We analyzed the experimental time-of-flight data for photoinjected holes in two smectic liquid crystals, the first consisting of a phenylnaphthalene derivative 8PNPO12, and the second consisting of a biphenyl derivative 6OBP6. We fit the time of flight transients for different electric field strengths to a multiple trapping model (MTM). From these fits we determined the distribution of trap depths, under the assumption that (i) linear response is valid, and (ii) the trap release rates are independent of field.
We have re-investigated the negative charge carrier transport in discotic columnar phases of triphenylene derivatives and a phthalocyanine derivative by time-of-flight method in order to clarify the intrinsic nature of charge carrier transport in discotic liquid crystals. In a purified hexabutyloxytriphenylene (H4T), in which the fast hole transport was discovered previous reports, the transient photocurrents for negative carriers showed two transits in different time ranges, which were correspond to electron and ionic transports, respectively. The fast mobility corresponded to 10<sup>-2</sup> cm<sup>2</sup>V<sup>-1</sup>s<sup>-1</sup> comparable to the hole mobility reported previously. The fast electron transports were observed in purified hexahexyloxytriphenylene (H6T), hexapentyloxytriphenylene (H5T), and hexahexylthiotriphenylene (HHTT) as well, and the electron mobilities in these materials were 10<sup>-4</sup>, 10<sup>-3</sup> and 10<sup>-1</sup> cm<sup>2</sup>V<sup>-1</sup>s<sup>-1</sup>, respectively.

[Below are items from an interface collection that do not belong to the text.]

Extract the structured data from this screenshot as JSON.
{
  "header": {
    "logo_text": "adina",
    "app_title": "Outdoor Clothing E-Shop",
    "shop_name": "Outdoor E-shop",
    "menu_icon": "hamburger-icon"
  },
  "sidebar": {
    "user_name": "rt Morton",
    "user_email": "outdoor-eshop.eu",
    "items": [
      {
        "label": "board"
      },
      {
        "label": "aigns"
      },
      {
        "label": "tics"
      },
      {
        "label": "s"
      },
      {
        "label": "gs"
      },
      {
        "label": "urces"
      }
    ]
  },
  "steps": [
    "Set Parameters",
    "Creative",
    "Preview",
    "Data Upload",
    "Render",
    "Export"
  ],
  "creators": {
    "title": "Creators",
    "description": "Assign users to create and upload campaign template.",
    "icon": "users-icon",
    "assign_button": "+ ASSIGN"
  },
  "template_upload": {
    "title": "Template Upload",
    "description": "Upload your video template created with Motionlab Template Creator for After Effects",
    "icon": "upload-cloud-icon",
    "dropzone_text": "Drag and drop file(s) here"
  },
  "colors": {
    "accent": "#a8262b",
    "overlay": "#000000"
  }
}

Furthermore, even in a phthalocyanine derivative that is well known as a typical p-type organic semiconductor, i.e., octaoctylphthalocyanine (8H<sub>2</sub>Pc), a high electron mobility of 0.3 cm<sup>2</sup>V<sup>-1</sup>s<sup>-1</sup> was established, while the highest bulk hole mobility of 0.2 cm<sup>2</sup>V<sup>-1</sup>s<sup>-1</sup> was reported recently.
Therefore, we conclude that the slow negative charge carrier transport reported in discotic liquid crystals previously originates from impurity-induced ionic transport, and that it is very likely for the intrinsic charge carrier transport in liquid crystalline semiconductors to be electronic and ambipolar, while it is very sensitive to the purity.